Also known as “Asian line betting,” Asian handicaps betting got its start in the Far East, where it has become the region’s favourite type of football wager. In standard 1X2 betting, there are always three results possible: the home side wins (1), the two sides draw (X), or the away side wins (2). Asian handicaps were specifically developed to take away the possibility of a draw. That means every bet must be either a clear winner or a loser.
The elimination of draws is accomplished by assigning a half point or more to the underdog’s score and removing a half point or more from the favourite’s total before the match begins. For example, in the case where Side A is believed to be the weaker team, a starting score of +0.5 might be assigned to them, giving them a half goal advantage prior to the start of the game. No draw can occur thereafter.
On the other hand, the stronger Side B receives -0.5 points prior to game time. It will be necessary for them to score at least one goal more than Side A to win the meeting and the wager. The reduction of their score by a half point ensures that there is no way the bet can result in a draw.
Long the most popular form of football wagering in China, Asian handicaps have been warmly welcomed in Europe. Almost all high street bookmakers now feature some form of this win-lose wager, in addition to their traditional win-draw-win option. Similarly, many online sportsbooks have their Asia handicaps offers now listed in a section all by themselves, separate from standard wagers.
The benefits of playing Asian handicaps are several. Above all, the bettor receives a better chance of winning than is possible with traditional odds. That’s because the true odds of making a correct selection are very near 50-50. There is less to consider with only two results possible rather than three. Moreover, stakes tend garner returns more frequently, as would-have-been draws are resolved as winners owing to the half point edge obtained.

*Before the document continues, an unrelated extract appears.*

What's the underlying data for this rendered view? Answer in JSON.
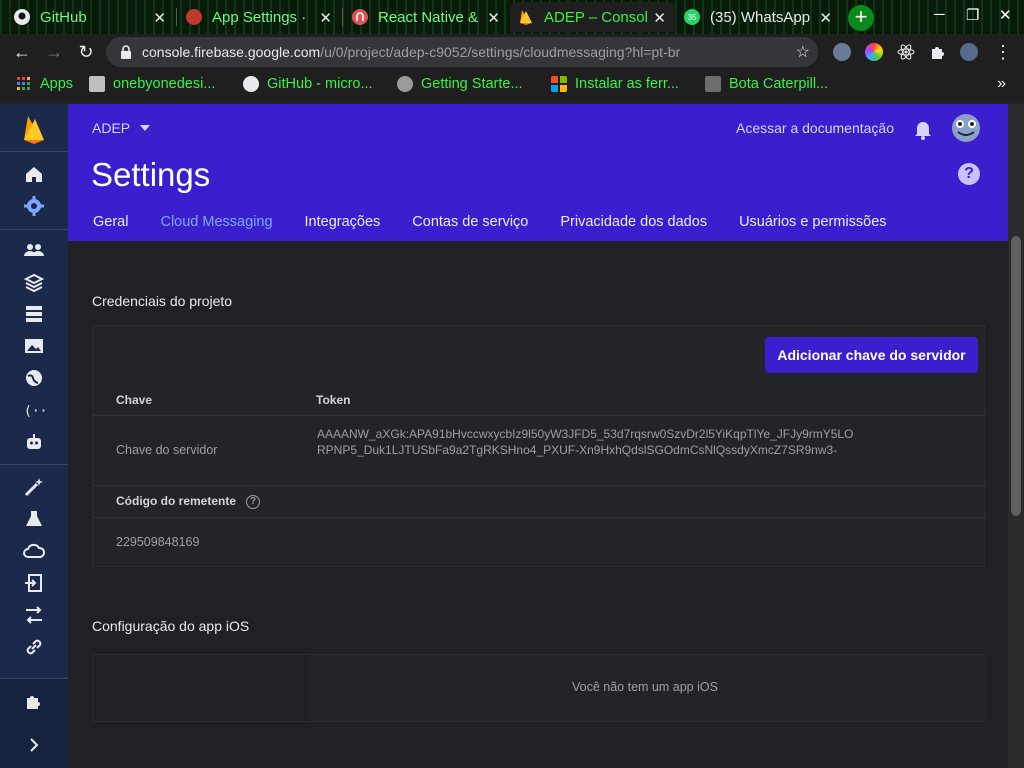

In cases where the match-ups is strongly tilted toward one side over the other, such as when a top team is matched against one facing relegation, the Asian handicaps can be larger than a half point, such as two and a half points or more. Spreads like this allow fans of the underdog to bet and win even if their team gets badly beaten.
For the most evenly matched fixtures, oddsmakers may assign a half point to the underdog and no handicap at all (0) to their opponent. This, of course, creates the possibility of a draw for those betting on the favourite. Should that occur, rather than losing the bet, either the entire wager is deemed as a “push” and reclaimed or else half of the original bet is returned. Once more, this is still a better wager than losing the whole stake whenever matches end in a draw.
For bookmakers, Asian handicaps betting is a sword that cuts both ways. On the plus side, it helps them “balance the action” on either side of the bet, which in turn means risk is reduced and larger positions can be taken on big matches. On the negative side, such betting reduces their profits; that’s because the markets for Asian handicaps are typically made available at a small margin.
One recent innovation in Asian handicaps betting is known as “quarter goal betting.” Rather than giving half points, it enables the splitting of a wager into two parts, one based upon a half goal and the other upon a difference of a full goal. For instance, a £10 wager on Side A at ¾ is the same as a £5 bet on Side A at +0.5 and another £5 bet on Side A at a one goal handicap. Many bookmakers call this a “two-way handicap” or a “split handicap,” too.
By mixing Asian handicaps bets with their traditional wagers, many bettors find they gain more winning options while at the same reducing potential risk. Hedging bets is also possible, particularly when gaps in the odds for Asian handicaps vary greatly among bookmakers, creating an opening for the chance to win on both sides when scores are close.